Predicting a time when the dog will come in heat is important for dog breeders. In most cases, female dogs are those who travel to a male, and, without knowing an approximate time of the next heat cycle, it’s hard to make any arrangements.
Besides that, owners of intact female dogs, are usually struggling with planning their vacations, because entrusting a female dog to a friend for a weekend, might turn out into a nightmare for the friend, if a female suddenly comes in heat.
Keep the record of previous estrous cycles of your female dog
Unfortunately, keeping a record of past estrous cycles is the only way to, at least approximately, predict, when the next heat cycle will begin. Normally dogs come in heat every five to eight months, with twice yearly, or every six moths, being the most common pattern.
However, abnormalities happen, and some dogs may even come in heat up to four times a year, or not come in up to one or one and a half year. Luckily, in normal conditions, dogs heat cycling frequency stabilizes, as they mature. This means, when it is about time to breed, healthy dog should have established a stable cycling pattern.
By “stable pattern”, we mean, you should be able to predict the time when your dog will come in heat, with a precision close to one or two months. We know, it’s not even close to satisfying, but there is some good news, as well.
After heat cycle starts, you still have some time before breeding
Starting from the fist day of the heat, you still have some, in most cases eight, days up till breeding. That should grant you some time to book a flight, arrange a hotel, and inform the owner of the stud.
Close to the time, when your dog is about to come in heat, you must watch for the heat signs carefully.
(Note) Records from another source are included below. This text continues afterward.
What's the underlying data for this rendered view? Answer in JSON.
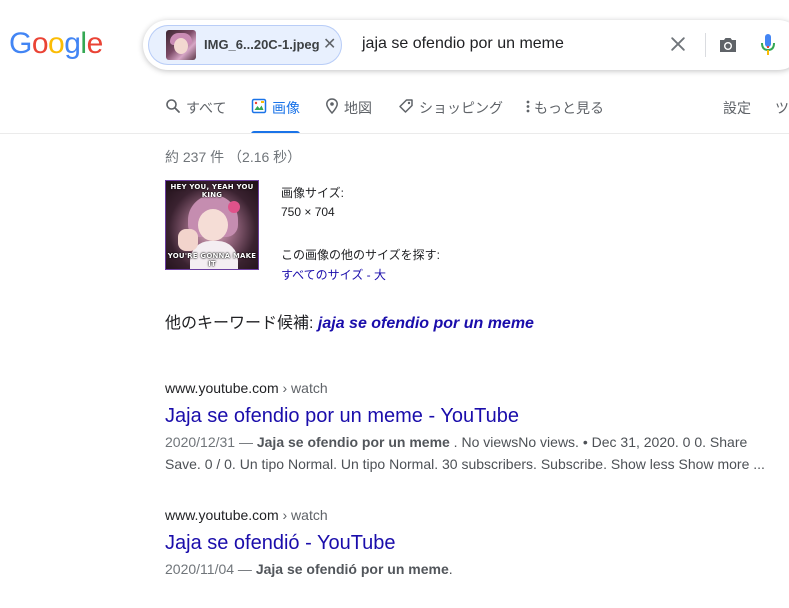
{
  "logo": {
    "letters": [
      "G",
      "o",
      "o",
      "g",
      "l",
      "e"
    ],
    "colors": [
      "#4285f4",
      "#ea4335",
      "#fbbc05",
      "#4285f4",
      "#34a853",
      "#ea4335"
    ]
  },
  "search": {
    "chip_label": "IMG_6...20C-1.jpeg",
    "query": "jaja se ofendio por un meme",
    "icons": {
      "chip_close": "close-icon",
      "clear": "clear-icon",
      "camera": "camera-icon",
      "mic": "mic-icon"
    }
  },
  "tabs": [
    {
      "label": "すべて",
      "icon": "search-icon"
    },
    {
      "label": "画像",
      "icon": "image-icon",
      "active": true
    },
    {
      "label": "地図",
      "icon": "map-pin-icon"
    },
    {
      "label": "ショッピング",
      "icon": "tag-icon"
    },
    {
      "label": "もっと見る",
      "icon": "more-vert-icon"
    },
    {
      "label": "設定"
    },
    {
      "label": "ツ"
    }
  ],
  "stats": "約 237 件 （2.16 秒）",
  "image": {
    "caption_top": "HEY YOU, YEAH YOU KING",
    "caption_bottom": "YOU'RE GONNA MAKE IT",
    "size_label": "画像サイズ:",
    "size_value": "750 × 704",
    "other_sizes_label": "この画像の他のサイズを探す:",
    "other_sizes_link": "すべてのサイズ - 大"
  },
  "suggestion": {
    "label": "他のキーワード候補: ",
    "keyword": "jaja se ofendio por un meme"
  },
  "results": [
    {
      "domain": "www.youtube.com",
      "crumb": " › watch",
      "title": "Jaja se ofendio por un meme - YouTube",
      "date": "2020/12/31 — ",
      "bold": "Jaja se ofendio por un meme",
      "line1_rest": " . No viewsNo views. • Dec 31, 2020. 0 0. Share",
      "line2": "Save. 0 / 0. Un tipo Normal. Un tipo Normal. 30 subscribers. Subscribe. Show less Show more ..."
    },
    {
      "domain": "www.youtube.com",
      "crumb": " › watch",
      "title": "Jaja se ofendió - YouTube",
      "date": "2020/11/04 — ",
      "bold": "Jaja se ofendió por un meme",
      "line1_rest": "."
    }
  ],
  "colors": {
    "link": "#1a0dab",
    "accent": "#1a73e8",
    "chip_bg": "#e8f0fe"
  }
}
Bloody discharge is the first symptom that appears. It’s not always blood red, but may be in yellowish tone, and, unfortunately, is easy to miss, if you are not intentionally observing for it. Dog cleaning herself a lot more, may be a signal, the bitch has come in heat, as well. You may wipe the vulva of your dog with a white napkin to see if there is a discharge.
Next step, after your dog has shown first signs of being in heat, should be visiting a vet, and checking if you are correct. Remember, relying on symptoms may be misleading if you want to confirm that your dog is in heat.
If you are expecting your dog to come in heat about this time, chances are high, your dog is in heat as the bloody discharge appears and the vet’s confirmation may be skipped, if you have experience. However, confirming the estrous cycle at a vet’s office is much cheaper than taking a trip to the kennel of the stud, and discovering, your dog is not in heat at all.
Besides that, if you want to breed your dog successfully, a vet may help you a lot. Especially for the best timing of the mating, which is detected by hormonal tests.
This article is a part of series about female dogs in heat.
Photo by GCSE Jack.